As a growing business, you’re bound to make mistakes and learn from them. But wouldn’t it be even better if you could learn from those who’ve made them before you? We asked fifteen staffing professionals to share some common pitfalls they’ve seen. Here’s what they had to say.
This month has been very crucial, as we are witnessing various changes in the organization lately, by changes I mean revamping the mindset of our employees.
10,000 S'miles - OCT'17
There’s a big difference between the things you should be doing and the thing you need to be doing. You should be exercising regularly and eating right, you need to breathe. While competing obligations and extenuating factors may prevent you from doing the former, nothing will stop you from achieving the latter.

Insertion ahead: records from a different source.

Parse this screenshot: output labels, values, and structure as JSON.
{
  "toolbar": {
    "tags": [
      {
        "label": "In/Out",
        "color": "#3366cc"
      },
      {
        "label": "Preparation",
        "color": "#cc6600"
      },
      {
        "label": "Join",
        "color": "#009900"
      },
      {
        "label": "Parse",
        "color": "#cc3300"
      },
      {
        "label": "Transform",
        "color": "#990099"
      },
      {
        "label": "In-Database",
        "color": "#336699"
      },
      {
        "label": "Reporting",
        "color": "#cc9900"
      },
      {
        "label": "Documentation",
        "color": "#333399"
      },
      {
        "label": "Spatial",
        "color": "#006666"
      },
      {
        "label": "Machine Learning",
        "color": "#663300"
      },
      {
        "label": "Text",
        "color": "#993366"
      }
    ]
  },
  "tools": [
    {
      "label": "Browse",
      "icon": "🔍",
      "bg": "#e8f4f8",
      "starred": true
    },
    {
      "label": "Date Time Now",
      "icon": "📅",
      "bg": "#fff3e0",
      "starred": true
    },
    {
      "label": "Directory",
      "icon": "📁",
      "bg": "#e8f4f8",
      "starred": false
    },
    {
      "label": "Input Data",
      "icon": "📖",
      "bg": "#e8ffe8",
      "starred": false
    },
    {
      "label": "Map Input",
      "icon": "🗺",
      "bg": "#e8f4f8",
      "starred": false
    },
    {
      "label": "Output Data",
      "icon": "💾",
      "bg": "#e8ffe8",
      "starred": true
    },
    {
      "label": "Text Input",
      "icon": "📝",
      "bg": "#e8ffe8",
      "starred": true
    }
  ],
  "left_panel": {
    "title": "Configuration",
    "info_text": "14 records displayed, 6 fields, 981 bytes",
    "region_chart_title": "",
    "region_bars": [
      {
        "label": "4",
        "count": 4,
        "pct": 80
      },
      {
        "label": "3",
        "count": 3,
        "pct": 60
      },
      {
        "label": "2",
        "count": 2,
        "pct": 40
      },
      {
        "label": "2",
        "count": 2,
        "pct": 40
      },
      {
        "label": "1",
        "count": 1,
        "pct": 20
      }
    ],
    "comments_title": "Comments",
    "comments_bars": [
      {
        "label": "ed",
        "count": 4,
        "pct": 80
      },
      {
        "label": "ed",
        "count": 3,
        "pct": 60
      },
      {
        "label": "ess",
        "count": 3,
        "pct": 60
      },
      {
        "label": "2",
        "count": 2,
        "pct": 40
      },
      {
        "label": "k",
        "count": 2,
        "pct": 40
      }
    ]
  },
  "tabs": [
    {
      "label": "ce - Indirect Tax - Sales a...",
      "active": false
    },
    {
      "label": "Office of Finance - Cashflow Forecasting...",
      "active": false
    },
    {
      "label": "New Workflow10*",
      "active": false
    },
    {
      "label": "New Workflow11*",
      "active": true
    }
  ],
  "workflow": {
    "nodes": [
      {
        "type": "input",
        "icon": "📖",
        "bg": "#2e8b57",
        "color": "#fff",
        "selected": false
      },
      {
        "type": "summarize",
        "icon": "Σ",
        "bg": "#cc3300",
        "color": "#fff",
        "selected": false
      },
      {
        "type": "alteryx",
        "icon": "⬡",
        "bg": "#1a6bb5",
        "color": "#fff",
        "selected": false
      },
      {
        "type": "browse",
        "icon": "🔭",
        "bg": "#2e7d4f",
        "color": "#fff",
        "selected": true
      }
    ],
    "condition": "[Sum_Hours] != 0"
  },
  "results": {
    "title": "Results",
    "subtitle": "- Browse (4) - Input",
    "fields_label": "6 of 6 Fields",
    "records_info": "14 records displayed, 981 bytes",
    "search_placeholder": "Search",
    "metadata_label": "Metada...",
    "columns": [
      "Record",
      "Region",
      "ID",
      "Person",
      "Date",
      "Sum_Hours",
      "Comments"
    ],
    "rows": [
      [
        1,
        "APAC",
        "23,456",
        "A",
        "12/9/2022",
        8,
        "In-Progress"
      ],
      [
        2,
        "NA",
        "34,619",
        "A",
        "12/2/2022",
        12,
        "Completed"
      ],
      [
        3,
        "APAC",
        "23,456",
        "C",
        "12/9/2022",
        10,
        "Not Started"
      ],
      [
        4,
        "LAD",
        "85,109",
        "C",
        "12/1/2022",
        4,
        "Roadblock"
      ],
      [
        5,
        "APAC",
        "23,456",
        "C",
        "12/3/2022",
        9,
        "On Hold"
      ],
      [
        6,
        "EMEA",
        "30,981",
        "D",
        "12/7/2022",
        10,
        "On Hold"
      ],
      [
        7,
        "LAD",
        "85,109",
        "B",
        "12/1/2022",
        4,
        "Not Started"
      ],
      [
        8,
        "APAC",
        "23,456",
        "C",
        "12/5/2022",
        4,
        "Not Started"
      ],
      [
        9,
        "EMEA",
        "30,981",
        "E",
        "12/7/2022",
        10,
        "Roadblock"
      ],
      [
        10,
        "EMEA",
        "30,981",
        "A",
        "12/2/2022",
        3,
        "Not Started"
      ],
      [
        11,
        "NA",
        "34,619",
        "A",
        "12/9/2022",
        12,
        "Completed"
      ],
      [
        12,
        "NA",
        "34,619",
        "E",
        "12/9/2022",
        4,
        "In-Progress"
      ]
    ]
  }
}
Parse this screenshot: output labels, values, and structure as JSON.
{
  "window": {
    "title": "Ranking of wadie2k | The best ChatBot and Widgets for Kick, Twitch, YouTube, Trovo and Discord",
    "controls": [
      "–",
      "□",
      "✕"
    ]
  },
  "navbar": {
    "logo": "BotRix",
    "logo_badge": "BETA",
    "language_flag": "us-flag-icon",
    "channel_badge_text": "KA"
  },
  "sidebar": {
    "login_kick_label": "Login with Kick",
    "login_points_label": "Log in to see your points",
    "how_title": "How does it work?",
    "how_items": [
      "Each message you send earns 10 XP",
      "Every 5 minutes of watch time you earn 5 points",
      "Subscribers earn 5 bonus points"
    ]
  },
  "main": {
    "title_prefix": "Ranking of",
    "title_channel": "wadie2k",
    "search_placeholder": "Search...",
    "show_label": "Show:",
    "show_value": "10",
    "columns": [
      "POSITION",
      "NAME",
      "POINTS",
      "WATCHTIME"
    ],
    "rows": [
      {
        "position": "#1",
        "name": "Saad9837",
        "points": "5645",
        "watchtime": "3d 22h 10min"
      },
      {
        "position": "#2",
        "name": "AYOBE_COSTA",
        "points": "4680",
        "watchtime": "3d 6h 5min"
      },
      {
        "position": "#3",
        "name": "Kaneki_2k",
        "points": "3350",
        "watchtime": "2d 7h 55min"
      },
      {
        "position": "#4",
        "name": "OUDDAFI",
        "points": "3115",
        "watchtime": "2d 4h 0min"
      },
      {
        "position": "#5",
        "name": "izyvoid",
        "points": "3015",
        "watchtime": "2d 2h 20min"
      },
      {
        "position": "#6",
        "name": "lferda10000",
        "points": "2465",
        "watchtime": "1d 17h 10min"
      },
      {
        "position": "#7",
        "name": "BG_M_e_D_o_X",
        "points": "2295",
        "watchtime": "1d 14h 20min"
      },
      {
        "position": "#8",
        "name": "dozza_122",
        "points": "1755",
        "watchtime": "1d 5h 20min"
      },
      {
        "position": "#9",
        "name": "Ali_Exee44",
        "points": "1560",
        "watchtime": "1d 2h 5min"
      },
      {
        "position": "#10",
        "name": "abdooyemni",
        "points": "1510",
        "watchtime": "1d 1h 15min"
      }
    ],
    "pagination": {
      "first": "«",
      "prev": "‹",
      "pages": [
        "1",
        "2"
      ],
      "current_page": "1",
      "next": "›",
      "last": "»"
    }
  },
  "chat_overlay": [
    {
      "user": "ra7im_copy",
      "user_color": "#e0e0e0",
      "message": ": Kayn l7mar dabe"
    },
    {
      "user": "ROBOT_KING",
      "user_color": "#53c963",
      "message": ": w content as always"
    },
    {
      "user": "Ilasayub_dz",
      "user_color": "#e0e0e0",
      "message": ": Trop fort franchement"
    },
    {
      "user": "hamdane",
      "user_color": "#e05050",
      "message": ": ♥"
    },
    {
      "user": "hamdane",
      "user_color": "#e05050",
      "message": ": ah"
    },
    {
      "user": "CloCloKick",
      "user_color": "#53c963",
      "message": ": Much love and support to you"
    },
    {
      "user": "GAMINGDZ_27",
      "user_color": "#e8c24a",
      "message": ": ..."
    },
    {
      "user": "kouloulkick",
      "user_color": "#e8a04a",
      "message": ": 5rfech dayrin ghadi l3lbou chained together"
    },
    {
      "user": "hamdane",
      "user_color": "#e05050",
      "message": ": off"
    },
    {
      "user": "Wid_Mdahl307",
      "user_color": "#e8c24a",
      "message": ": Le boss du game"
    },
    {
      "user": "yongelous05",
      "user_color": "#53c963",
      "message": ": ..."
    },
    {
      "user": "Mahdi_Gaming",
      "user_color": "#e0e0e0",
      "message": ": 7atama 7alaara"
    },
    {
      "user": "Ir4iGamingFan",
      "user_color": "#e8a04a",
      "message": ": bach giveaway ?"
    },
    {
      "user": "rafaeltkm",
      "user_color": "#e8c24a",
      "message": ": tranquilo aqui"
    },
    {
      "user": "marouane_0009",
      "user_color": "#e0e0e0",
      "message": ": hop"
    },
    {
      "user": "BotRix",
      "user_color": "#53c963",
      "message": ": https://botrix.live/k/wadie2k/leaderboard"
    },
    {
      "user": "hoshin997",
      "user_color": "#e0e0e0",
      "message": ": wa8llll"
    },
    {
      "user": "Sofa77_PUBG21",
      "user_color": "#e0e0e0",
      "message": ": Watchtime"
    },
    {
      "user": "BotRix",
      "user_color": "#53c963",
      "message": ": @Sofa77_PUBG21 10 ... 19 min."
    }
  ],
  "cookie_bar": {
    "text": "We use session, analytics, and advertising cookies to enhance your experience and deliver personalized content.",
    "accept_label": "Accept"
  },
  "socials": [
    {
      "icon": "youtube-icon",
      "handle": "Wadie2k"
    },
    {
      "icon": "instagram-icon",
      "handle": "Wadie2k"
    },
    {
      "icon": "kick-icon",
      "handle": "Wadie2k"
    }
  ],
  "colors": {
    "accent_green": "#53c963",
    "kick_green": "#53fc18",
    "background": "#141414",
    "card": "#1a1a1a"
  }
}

What scares you? Spiders? Ghouls? Going to dinner with your in-laws? Having to break bad news to a candidate? As great as it can be to work in staffing, the industry can have a scary side as well. We asked staffing professionals to share what scares them. Here’s what they had to say.
Reports are essential for understanding your business and discovering ways you can improve, but it’s also easy to take them for granted. For many staffing professionals, reports are a “set it and forget it” affair. Your business is constantly evolving and it’s likely that your reporting needs have evolved too. When was the last time you audited the regular reports you run? Assess your reports with fresh eyes and ensure that it addresses these commonly overlooked reporting considerations.
Status as on 31st July, 2017:
TIME FRAME: 365 DAYS
TIME LAPSED: 181 DAYS (50% Time Gone)
GOAL: 10,000 MILES
TOTAL MILES COVERED IN 6 MONTHS: 2255 MILES (22.55% Covered) Still 77.45% is left.
A recent study by LinkedIn revealed that only 30 percent of candidates in the talent pool are actively looking for new job opportunities.
Few people like providing negative news, and even fewer people like hearing it. As a recruitment professional, stakes are even higher. How do you provide honest feedback to a candidate without alienating or offending them? Even if the news isn’t necessarily bad—maybe you haven’t heard back from the client—how do you deliver it without being discouraging? We asked recruiters for their top tips.